| Record excerpts |
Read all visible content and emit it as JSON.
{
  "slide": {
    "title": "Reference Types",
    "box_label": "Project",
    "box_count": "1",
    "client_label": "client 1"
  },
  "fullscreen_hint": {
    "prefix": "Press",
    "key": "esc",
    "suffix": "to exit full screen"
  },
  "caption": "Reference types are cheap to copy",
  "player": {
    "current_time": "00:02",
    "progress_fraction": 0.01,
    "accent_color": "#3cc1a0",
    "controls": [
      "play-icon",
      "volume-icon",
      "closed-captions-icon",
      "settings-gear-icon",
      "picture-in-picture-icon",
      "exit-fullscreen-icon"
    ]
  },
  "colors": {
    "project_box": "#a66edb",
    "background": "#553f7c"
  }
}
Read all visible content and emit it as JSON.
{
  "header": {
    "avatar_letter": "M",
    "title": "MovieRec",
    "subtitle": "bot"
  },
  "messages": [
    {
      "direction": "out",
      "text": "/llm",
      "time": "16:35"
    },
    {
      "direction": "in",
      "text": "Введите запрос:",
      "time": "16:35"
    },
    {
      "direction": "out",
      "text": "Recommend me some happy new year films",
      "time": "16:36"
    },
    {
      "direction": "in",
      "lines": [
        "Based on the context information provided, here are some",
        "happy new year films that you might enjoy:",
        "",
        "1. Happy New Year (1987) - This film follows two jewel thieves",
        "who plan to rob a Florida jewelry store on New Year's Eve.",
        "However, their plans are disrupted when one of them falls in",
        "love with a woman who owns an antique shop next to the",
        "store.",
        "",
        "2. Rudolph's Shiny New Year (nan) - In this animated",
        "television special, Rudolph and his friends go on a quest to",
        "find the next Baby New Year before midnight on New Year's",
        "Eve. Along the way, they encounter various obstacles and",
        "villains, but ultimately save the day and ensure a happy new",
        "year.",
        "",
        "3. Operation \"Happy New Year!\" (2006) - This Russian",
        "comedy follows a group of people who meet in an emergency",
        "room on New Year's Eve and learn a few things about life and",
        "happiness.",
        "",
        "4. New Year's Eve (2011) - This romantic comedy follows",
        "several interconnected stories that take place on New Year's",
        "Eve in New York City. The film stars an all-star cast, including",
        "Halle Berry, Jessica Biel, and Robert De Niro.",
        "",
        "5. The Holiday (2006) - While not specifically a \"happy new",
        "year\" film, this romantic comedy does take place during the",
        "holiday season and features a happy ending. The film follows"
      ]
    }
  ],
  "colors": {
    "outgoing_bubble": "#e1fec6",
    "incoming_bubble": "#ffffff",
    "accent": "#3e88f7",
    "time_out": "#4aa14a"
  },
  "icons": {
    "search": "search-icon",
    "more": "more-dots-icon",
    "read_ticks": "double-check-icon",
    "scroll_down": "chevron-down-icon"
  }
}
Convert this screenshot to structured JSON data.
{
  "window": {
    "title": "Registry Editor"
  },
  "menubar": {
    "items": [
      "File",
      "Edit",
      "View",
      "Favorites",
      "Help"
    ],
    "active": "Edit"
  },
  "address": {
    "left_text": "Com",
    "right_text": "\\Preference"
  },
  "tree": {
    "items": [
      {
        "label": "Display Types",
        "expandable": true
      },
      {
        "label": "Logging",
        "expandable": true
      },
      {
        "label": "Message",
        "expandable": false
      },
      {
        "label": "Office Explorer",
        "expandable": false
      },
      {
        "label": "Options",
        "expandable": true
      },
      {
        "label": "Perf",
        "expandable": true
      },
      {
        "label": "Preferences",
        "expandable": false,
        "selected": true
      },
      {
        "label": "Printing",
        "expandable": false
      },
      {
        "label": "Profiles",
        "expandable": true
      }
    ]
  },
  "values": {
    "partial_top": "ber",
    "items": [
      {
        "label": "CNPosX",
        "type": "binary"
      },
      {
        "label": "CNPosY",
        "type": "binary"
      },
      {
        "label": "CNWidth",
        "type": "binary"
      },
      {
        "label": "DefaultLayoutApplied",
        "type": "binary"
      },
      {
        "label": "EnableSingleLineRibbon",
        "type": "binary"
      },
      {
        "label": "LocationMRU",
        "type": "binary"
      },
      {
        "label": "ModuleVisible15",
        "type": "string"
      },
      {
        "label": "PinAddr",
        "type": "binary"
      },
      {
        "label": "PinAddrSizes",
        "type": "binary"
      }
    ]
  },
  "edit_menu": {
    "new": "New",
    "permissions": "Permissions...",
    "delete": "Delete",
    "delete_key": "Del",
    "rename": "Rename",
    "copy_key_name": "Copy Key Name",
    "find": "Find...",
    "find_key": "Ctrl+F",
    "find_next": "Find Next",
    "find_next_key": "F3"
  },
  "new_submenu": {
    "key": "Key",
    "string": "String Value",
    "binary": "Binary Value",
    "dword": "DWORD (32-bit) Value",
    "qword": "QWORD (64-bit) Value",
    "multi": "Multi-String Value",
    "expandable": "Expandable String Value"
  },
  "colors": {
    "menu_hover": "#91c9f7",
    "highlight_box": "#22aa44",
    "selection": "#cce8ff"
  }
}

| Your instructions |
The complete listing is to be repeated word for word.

| Worked solution |
Read all visible content and emit it as JSON.
{
  "slide": {
    "title": "Reference Types",
    "box_label": "Project",
    "box_count": "1",
    "client_label": "client 1"
  },
  "fullscreen_hint": {
    "prefix": "Press",
    "key": "esc",
    "suffix": "to exit full screen"
  },
  "caption": "Reference types are cheap to copy",
  "player": {
    "current_time": "00:02",
    "progress_fraction": 0.01,
    "accent_color": "#3cc1a0",
    "controls": [
      "play-icon",
      "volume-icon",
      "closed-captions-icon",
      "settings-gear-icon",
      "picture-in-picture-icon",
      "exit-fullscreen-icon"
    ]
  },
  "colors": {
    "project_box": "#a66edb",
    "background": "#553f7c"
  }
}
Read all visible content and emit it as JSON.
{
  "header": {
    "avatar_letter": "M",
    "title": "MovieRec",
    "subtitle": "bot"
  },
  "messages": [
    {
      "direction": "out",
      "text": "/llm",
      "time": "16:35"
    },
    {
      "direction": "in",
      "text": "Введите запрос:",
      "time": "16:35"
    },
    {
      "direction": "out",
      "text": "Recommend me some happy new year films",
      "time": "16:36"
    },
    {
      "direction": "in",
      "lines": [
        "Based on the context information provided, here are some",
        "happy new year films that you might enjoy:",
        "",
        "1. Happy New Year (1987) - This film follows two jewel thieves",
        "who plan to rob a Florida jewelry store on New Year's Eve.",
        "However, their plans are disrupted when one of them falls in",
        "love with a woman who owns an antique shop next to the",
        "store.",
        "",
        "2. Rudolph's Shiny New Year (nan) - In this animated",
        "television special, Rudolph and his friends go on a quest to",
        "find the next Baby New Year before midnight on New Year's",
        "Eve. Along the way, they encounter various obstacles and",
        "villains, but ultimately save the day and ensure a happy new",
        "year.",
        "",
        "3. Operation \"Happy New Year!\" (2006) - This Russian",
        "comedy follows a group of people who meet in an emergency",
        "room on New Year's Eve and learn a few things about life and",
        "happiness.",
        "",
        "4. New Year's Eve (2011) - This romantic comedy follows",
        "several interconnected stories that take place on New Year's",
        "Eve in New York City. The film stars an all-star cast, including",
        "Halle Berry, Jessica Biel, and Robert De Niro.",
        "",
        "5. The Holiday (2006) - While not specifically a \"happy new",
        "year\" film, this romantic comedy does take place during the",
        "holiday season and features a happy ending. The film follows"
      ]
    }
  ],
  "colors": {
    "outgoing_bubble": "#e1fec6",
    "incoming_bubble": "#ffffff",
    "accent": "#3e88f7",
    "time_out": "#4aa14a"
  },
  "icons": {
    "search": "search-icon",
    "more": "more-dots-icon",
    "read_ticks": "double-check-icon",
    "scroll_down": "chevron-down-icon"
  }
}
Convert this screenshot to structured JSON data.
{
  "window": {
    "title": "Registry Editor"
  },
  "menubar": {
    "items": [
      "File",
      "Edit",
      "View",
      "Favorites",
      "Help"
    ],
    "active": "Edit"
  },
  "address": {
    "left_text": "Com",
    "right_text": "\\Preference"
  },
  "tree": {
    "items": [
      {
        "label": "Display Types",
        "expandable": true
      },
      {
        "label": "Logging",
        "expandable": true
      },
      {
        "label": "Message",
        "expandable": false
      },
      {
        "label": "Office Explorer",
        "expandable": false
      },
      {
        "label": "Options",
        "expandable": true
      },
      {
        "label": "Perf",
        "expandable": true
      },
      {
        "label": "Preferences",
        "expandable": false,
        "selected": true
      },
      {
        "label": "Printing",
        "expandable": false
      },
      {
        "label": "Profiles",
        "expandable": true
      }
    ]
  },
  "values": {
    "partial_top": "ber",
    "items": [
      {
        "label": "CNPosX",
        "type": "binary"
      },
      {
        "label": "CNPosY",
        "type": "binary"
      },
      {
        "label": "CNWidth",
        "type": "binary"
      },
      {
        "label": "DefaultLayoutApplied",
        "type": "binary"
      },
      {
        "label": "EnableSingleLineRibbon",
        "type": "binary"
      },
      {
        "label": "LocationMRU",
        "type": "binary"
      },
      {
        "label": "ModuleVisible15",
        "type": "string"
      },
      {
        "label": "PinAddr",
        "type": "binary"
      },
      {
        "label": "PinAddrSizes",
        "type": "binary"
      }
    ]
  },
  "edit_menu": {
    "new": "New",
    "permissions": "Permissions...",
    "delete": "Delete",
    "delete_key": "Del",
    "rename": "Rename",
    "copy_key_name": "Copy Key Name",
    "find": "Find...",
    "find_key": "Ctrl+F",
    "find_next": "Find Next",
    "find_next_key": "F3"
  },
  "new_submenu": {
    "key": "Key",
    "string": "String Value",
    "binary": "Binary Value",
    "dword": "DWORD (32-bit) Value",
    "qword": "QWORD (64-bit) Value",
    "multi": "Multi-String Value",
    "expandable": "Expandable String Value"
  },
  "colors": {
    "menu_hover": "#91c9f7",
    "highlight_box": "#22aa44",
    "selection": "#cce8ff"
  }
}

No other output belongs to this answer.